Task prompt: Restate all entries exactly.

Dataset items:
○ ○ ○ ○
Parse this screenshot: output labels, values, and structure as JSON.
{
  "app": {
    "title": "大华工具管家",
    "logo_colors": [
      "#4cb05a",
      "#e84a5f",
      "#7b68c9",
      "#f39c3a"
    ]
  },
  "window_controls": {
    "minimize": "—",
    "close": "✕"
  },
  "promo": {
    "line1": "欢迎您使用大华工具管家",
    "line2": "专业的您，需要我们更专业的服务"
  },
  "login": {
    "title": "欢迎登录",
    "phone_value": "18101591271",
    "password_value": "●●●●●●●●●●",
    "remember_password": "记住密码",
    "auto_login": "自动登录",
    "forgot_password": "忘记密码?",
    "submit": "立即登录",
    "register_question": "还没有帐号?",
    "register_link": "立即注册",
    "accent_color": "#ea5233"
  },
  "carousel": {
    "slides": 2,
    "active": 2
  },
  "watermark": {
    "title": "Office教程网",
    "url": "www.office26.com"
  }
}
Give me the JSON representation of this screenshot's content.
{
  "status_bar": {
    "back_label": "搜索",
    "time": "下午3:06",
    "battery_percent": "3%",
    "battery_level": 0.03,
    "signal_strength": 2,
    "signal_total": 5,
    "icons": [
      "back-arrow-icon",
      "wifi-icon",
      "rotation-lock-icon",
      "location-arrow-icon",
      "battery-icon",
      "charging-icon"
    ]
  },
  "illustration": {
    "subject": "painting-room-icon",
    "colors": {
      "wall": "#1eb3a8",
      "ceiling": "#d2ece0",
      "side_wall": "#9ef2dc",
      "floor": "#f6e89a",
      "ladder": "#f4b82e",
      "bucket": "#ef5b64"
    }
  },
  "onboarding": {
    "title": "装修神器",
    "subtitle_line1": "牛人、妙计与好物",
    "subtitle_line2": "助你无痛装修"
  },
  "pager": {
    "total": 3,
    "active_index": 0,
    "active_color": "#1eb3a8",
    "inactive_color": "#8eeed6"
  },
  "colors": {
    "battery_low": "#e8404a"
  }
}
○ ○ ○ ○
Reply:
Parse this screenshot: output labels, values, and structure as JSON.
{
  "app": {
    "title": "大华工具管家",
    "logo_colors": [
      "#4cb05a",
      "#e84a5f",
      "#7b68c9",
      "#f39c3a"
    ]
  },
  "window_controls": {
    "minimize": "—",
    "close": "✕"
  },
  "promo": {
    "line1": "欢迎您使用大华工具管家",
    "line2": "专业的您，需要我们更专业的服务"
  },
  "login": {
    "title": "欢迎登录",
    "phone_value": "18101591271",
    "password_value": "●●●●●●●●●●",
    "remember_password": "记住密码",
    "auto_login": "自动登录",
    "forgot_password": "忘记密码?",
    "submit": "立即登录",
    "register_question": "还没有帐号?",
    "register_link": "立即注册",
    "accent_color": "#ea5233"
  },
  "carousel": {
    "slides": 2,
    "active": 2
  },
  "watermark": {
    "title": "Office教程网",
    "url": "www.office26.com"
  }
}
Give me the JSON representation of this screenshot's content.
{
  "status_bar": {
    "back_label": "搜索",
    "time": "下午3:06",
    "battery_percent": "3%",
    "battery_level": 0.03,
    "signal_strength": 2,
    "signal_total": 5,
    "icons": [
      "back-arrow-icon",
      "wifi-icon",
      "rotation-lock-icon",
      "location-arrow-icon",
      "battery-icon",
      "charging-icon"
    ]
  },
  "illustration": {
    "subject": "painting-room-icon",
    "colors": {
      "wall": "#1eb3a8",
      "ceiling": "#d2ece0",
      "side_wall": "#9ef2dc",
      "floor": "#f6e89a",
      "ladder": "#f4b82e",
      "bucket": "#ef5b64"
    }
  },
  "onboarding": {
    "title": "装修神器",
    "subtitle_line1": "牛人、妙计与好物",
    "subtitle_line2": "助你无痛装修"
  },
  "pager": {
    "total": 3,
    "active_index": 0,
    "active_color": "#1eb3a8",
    "inactive_color": "#8eeed6"
  },
  "colors": {
    "battery_low": "#e8404a"
  }
}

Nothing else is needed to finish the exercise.